** If movies were only their premises, Saloum could be one of 2022′s finest. When their escape plane starts leaking fuel, a trio of legendary West African mercenaries transporting a Mexican drug lord must pretend to be gold miners while waylaid in a Senegalese village with a haunting secret (sold?). On top of that, director Jean Luc Herbulot shoots the Saloum river delta with spaghetti Western pomp and breadth, while doing a low-budget Tarantino riff as antihero Chaka (Yann Gael) waxes poetic about post-colonialism over a tense, potentially cover-blowing dinner. But just as Herbulot’s powder keg of a narrative threatens to blow, an unwelcome hesitation creeps in. Action scenes are cheated around at the last possible moments—and a combination of hand-held camerawork, rapid cutting and hazy, colorless CG robs the audience of the cathartic violence and physicality you’d expect from a horror-revenge thriller-black hat Western amalgam. Genuine potential, though, is a rare thing. Saloum could’ve been this year’s Bacurau. For now, it’s best viewed as a glint of first-act promise (and a glimpse of what Herbulot could make with a few more million dollars and a VFX assist). NR. CHANCE SOLEM-PFEIFER. Streams beginning Sept. 8 on Shudder.

PETER VON KANT

** Given that Rainer Werner Fassbinder’s The Bitter Tears of Petra von Kant is a signature work of ‘70s European cinema, a remake isn’t a ridiculous idea. But the original certainly deserves a more illuminating interpretation than the one offered here by director François Ozon, who also adapted the Fassbinder play Water Drops on Burning Rocks. Whereas Petra embeds with a fashion designer cooped up in her apartment, chronicling her affairs with colleagues and muses, Peter von Kant gender-flips the lovesickness, centering a male film director in 1972 Cologne and the young man he molds into a star. Ozon (Swimming Pool) clearly relishes Peter’s homebound hedonism: His apartment has deep scarlet walls, a thousand gin-and-tonics, and robes for all seasons. Yet his film adds precious little to Fassbinder’s, constricting its emotions and meanings with literalism.

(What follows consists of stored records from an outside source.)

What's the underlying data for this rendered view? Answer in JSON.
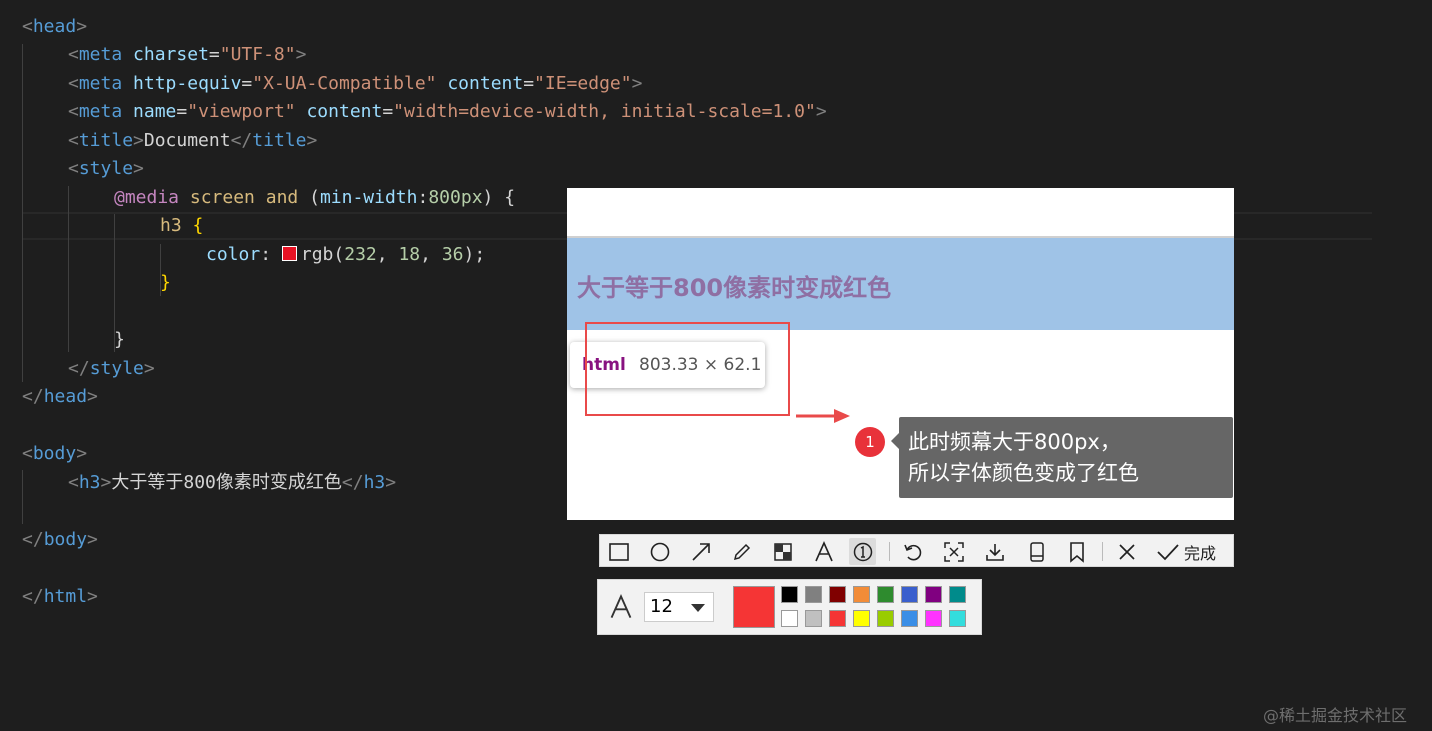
{
  "code": {
    "head_open": "<head>",
    "meta_charset": {
      "tag": "meta",
      "attr": "charset",
      "value": "\"UTF-8\""
    },
    "meta_compat": {
      "tag": "meta",
      "attr1": "http-equiv",
      "value1": "\"X-UA-Compatible\"",
      "attr2": "content",
      "value2": "\"IE=edge\""
    },
    "meta_viewport": {
      "tag": "meta",
      "attr1": "name",
      "value1": "\"viewport\"",
      "attr2": "content",
      "value2": "\"width=device-width, initial-scale=1.0\""
    },
    "title": {
      "tag": "title",
      "text": "Document"
    },
    "style_tag": "style",
    "media": {
      "at": "@media",
      "type": "screen",
      "and": "and",
      "feature": "min-width",
      "value": "800px"
    },
    "selector": "h3",
    "decl": {
      "prop": "color",
      "func": "rgb",
      "args_num": [
        "232",
        "18",
        "36"
      ]
    },
    "head_close": "head",
    "body_tag": "body",
    "h3_line": {
      "tag": "h3",
      "text": "大于等于800像素时变成红色"
    },
    "html_close": "html"
  },
  "preview": {
    "heading": "大于等于800像素时变成红色",
    "tooltip": {
      "element": "html",
      "size": "803.33 × 62.1"
    },
    "annotation": {
      "marker": "1",
      "line1": "此时频幕大于800px，",
      "line2": "所以字体颜色变成了红色"
    }
  },
  "toolbar": {
    "tools": [
      "rectangle-icon",
      "ellipse-icon",
      "arrow-icon",
      "pen-icon",
      "mosaic-icon",
      "text-icon",
      "number-marker-icon",
      "undo-icon",
      "ocr-icon",
      "download-icon",
      "pin-icon",
      "bookmark-icon",
      "close-icon"
    ],
    "done_label": "完成"
  },
  "subbar": {
    "font_size": "12",
    "current_color": "#f53535",
    "palette": [
      "#000000",
      "#808080",
      "#800000",
      "#f28c38",
      "#2e8b2e",
      "#3a5fcd",
      "#800080",
      "#008b8b",
      "#ffffff",
      "#c0c0c0",
      "#f53535",
      "#ffff00",
      "#99cc00",
      "#3a8ee6",
      "#ff33ff",
      "#33dddd"
    ]
  },
  "watermark": "@稀土掘金技术社区"
}
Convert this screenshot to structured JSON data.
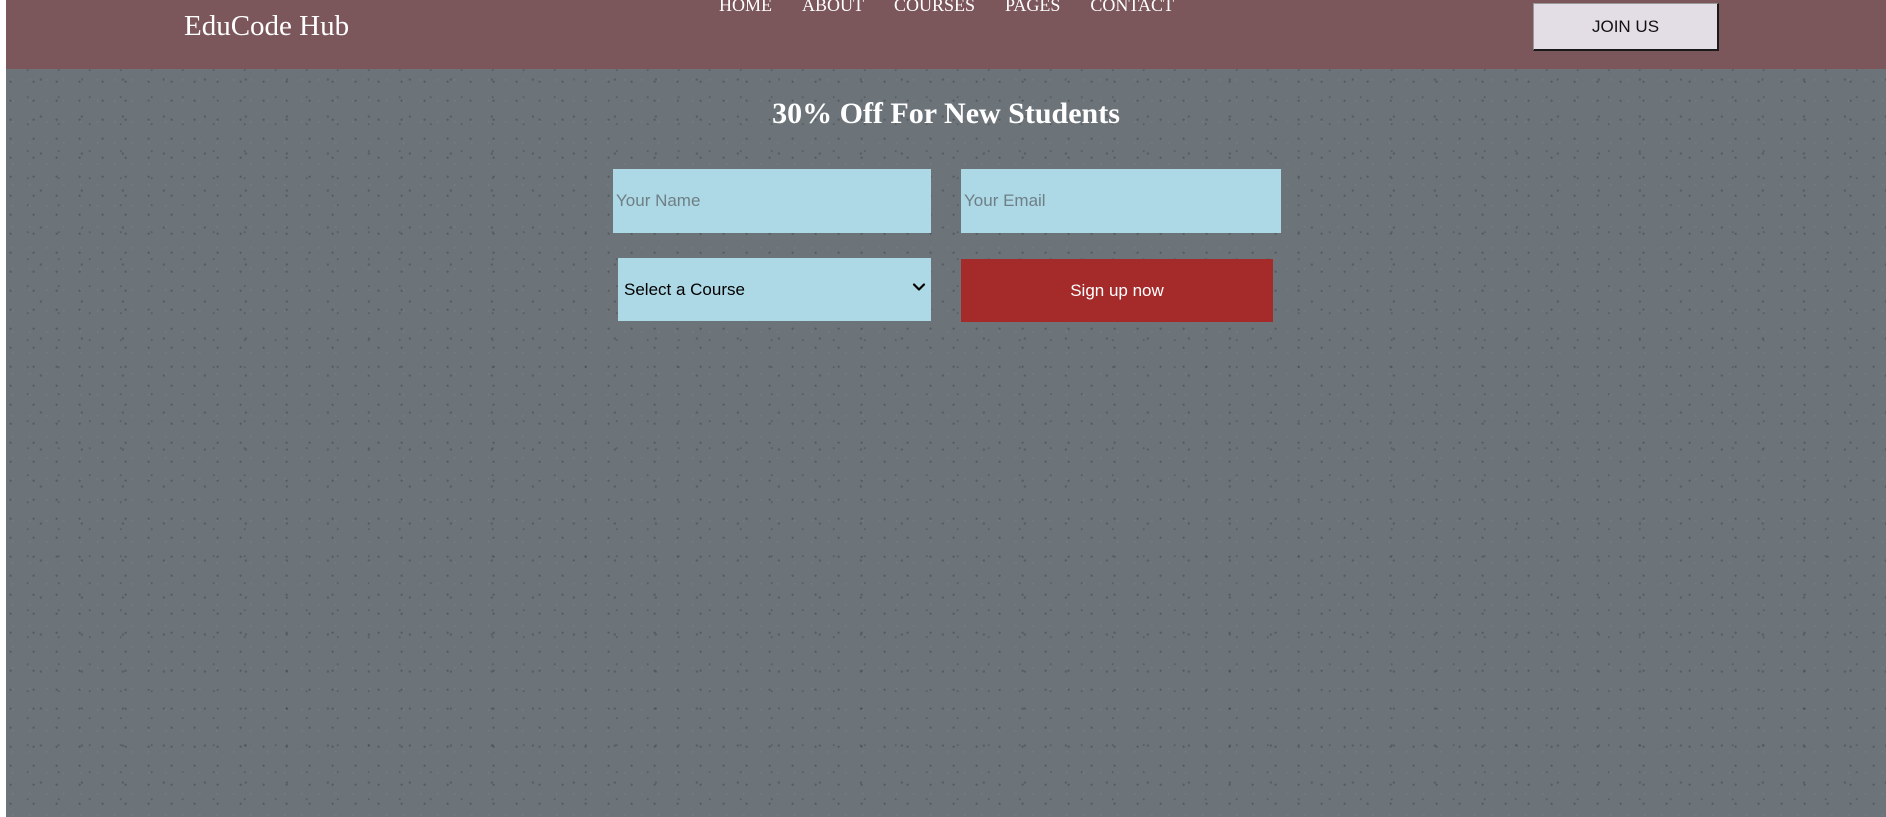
{
  "header": {
    "brand": "EduCode Hub",
    "nav": [
      "HOME",
      "ABOUT",
      "COURSES",
      "PAGES",
      "CONTACT"
    ],
    "join_label": "JOIN US"
  },
  "offer": {
    "title": "30% Off For New Students",
    "name_placeholder": "Your Name",
    "email_placeholder": "Your Email",
    "course_selected": "Select a Course",
    "signup_label": "Sign up now"
  },
  "colors": {
    "header_bg": "#7b565b",
    "page_bg": "#6c7479",
    "input_bg": "#add8e6",
    "signup_bg": "#a52a2a",
    "join_bg": "#e3dde6"
  },
  "icons": {
    "course_dropdown": "chevron-down-icon"
  }
}
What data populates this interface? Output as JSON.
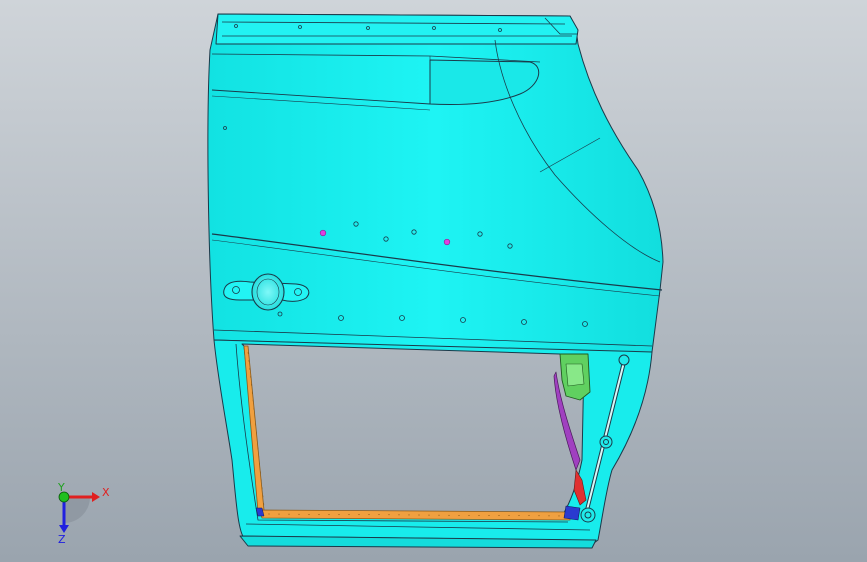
{
  "viewport": {
    "background_top": "#cfd4d9",
    "background_bottom": "#9aa4ae",
    "model": {
      "body_color": "#19f0f0",
      "outline_color": "#1a3a4a",
      "frame_color": "#f0a040",
      "bracket_color": "#60d060",
      "accent_purple": "#a040c0",
      "hole_color": "#e040e0"
    },
    "triad": {
      "x_label": "X",
      "y_label": "Y",
      "z_label": "Z",
      "x_color": "#e02020",
      "y_color": "#20c020",
      "z_color": "#2020e0"
    }
  }
}
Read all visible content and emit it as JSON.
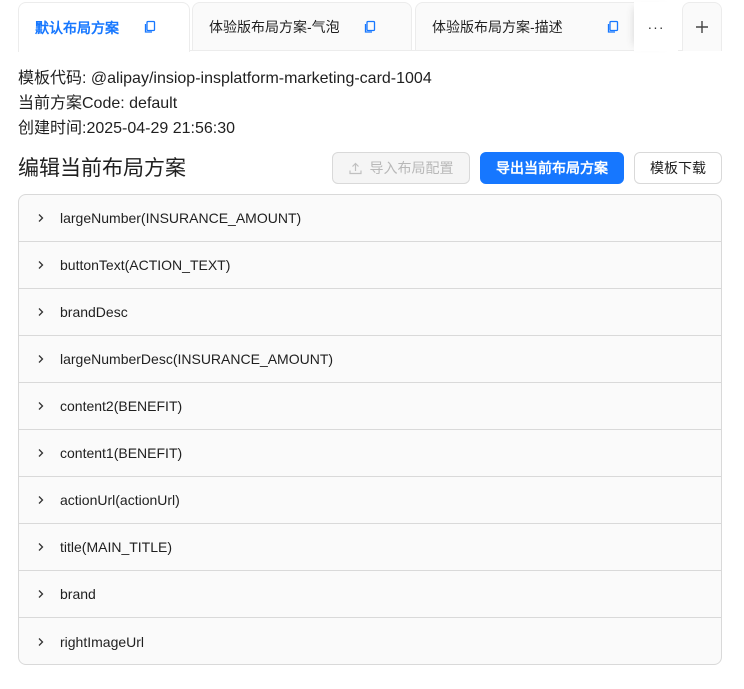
{
  "tabs": [
    {
      "label": "默认布局方案",
      "active": true
    },
    {
      "label": "体验版布局方案-气泡",
      "active": false
    },
    {
      "label": "体验版布局方案-描述",
      "active": false
    }
  ],
  "tab_more_label": "···",
  "info": {
    "template_code": "模板代码: @alipay/insiop-insplatform-marketing-card-1004",
    "scheme_code": "当前方案Code: default",
    "created_time": "创建时间:2025-04-29 21:56:30"
  },
  "section_title": "编辑当前布局方案",
  "buttons": {
    "import": "导入布局配置",
    "export": "导出当前布局方案",
    "download": "模板下载"
  },
  "panels": [
    "largeNumber(INSURANCE_AMOUNT)",
    "buttonText(ACTION_TEXT)",
    "brandDesc",
    "largeNumberDesc(INSURANCE_AMOUNT)",
    "content2(BENEFIT)",
    "content1(BENEFIT)",
    "actionUrl(actionUrl)",
    "title(MAIN_TITLE)",
    "brand",
    "rightImageUrl"
  ],
  "colors": {
    "primary": "#1677ff",
    "border": "#d9d9d9",
    "panel_bg": "#fafafa"
  }
}
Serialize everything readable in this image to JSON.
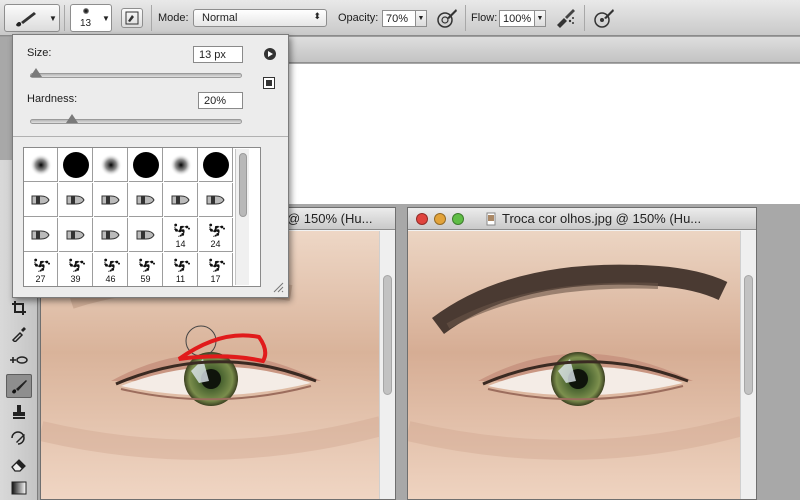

Casting Fassbinder lookalike Denis Ménochet (Inglourious Basterds) as the titular film director, Peter loudly implies autobiography, even adding an ingénue (Amir Ben Salem, played by Khalil Ben Gharbia) obviously named for real-life Fassbinder lover and actor El Hedi ben Salem. What’s more, Ozon’s almost madcap storytelling (a sharp contrast with Petra’s languid ambiguity) creates a knowing soapiness that offers a few argumentative fireworks, but no reason for the audience to engage with the film’s characters or question their preordained fates. NR. CHANCE SOLEM-PFEIFER. Cinema 21.